A five-year-old male Yorkshire terrier weighing 3.2 kg was referred because of chronic small intestine diarrhea, anorexia, vomiting, and abdominal dilatation. Abdominal ultrasonography showed ascites, thickening of the small intestinal wall, and hypermotility of the small intestine. For further characterization of the ultrasonographic findings, flexible endoscopy was performed, which revealed multiple whitish spots like grains of rice in the duedenal mucosa. Several biopsy specimens obtained from different spots were examined histopathologically, and a diagnosis of intestinal lymphangiectasia was made. Generally, endoscopy is less invasive than surgical procedures, which is favorable for treating animals in unstable condition. In this case, endoscopy was useful in diagnosing the dog's disease. We also learned that endoscopy in combination with ultrasonography could enhance the accuracy of the diagnosis.

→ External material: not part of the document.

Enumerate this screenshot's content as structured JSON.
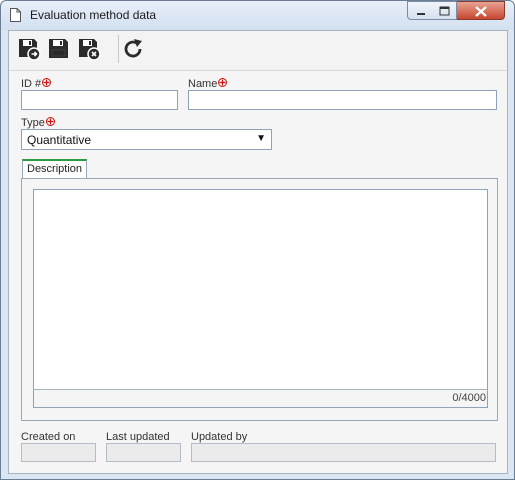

The clinical value of a canine blood type grouping kit was evaluated. This type of kit is designed to check erythrocyte agglutination with DEA (Dog Erythrocyte antibody) 1.1 monoclonal antibodies. In 79 hematologically normal dogs, 57 were determined to be DEA1.1 positive (72.2%), and the remaining 22 dogs were determined to be DEA1.1 negative. Eighteen of the DEA1.1 positive dogs and 6 negative dogs were selected at random, and the same sample from each animal was tested five times, and showed excellent reproducibility. Ten DEA1.1 positive and 10 negative blood samples from randomly selected dogs were matched by a conventional method, cross matching with one sample of DEA1.1 positive blood. There was no agglutination seen in any case, which confirmed that it is impossible to distinguish DEA1.1 positive and negative by crossmatching. From these findings, it is concluded that this kind of canine blood typing kit is useful in judging DEA1.1 types easity and rapidly. In clinics, the kit would be of much use as a compatibility test before transfusinon.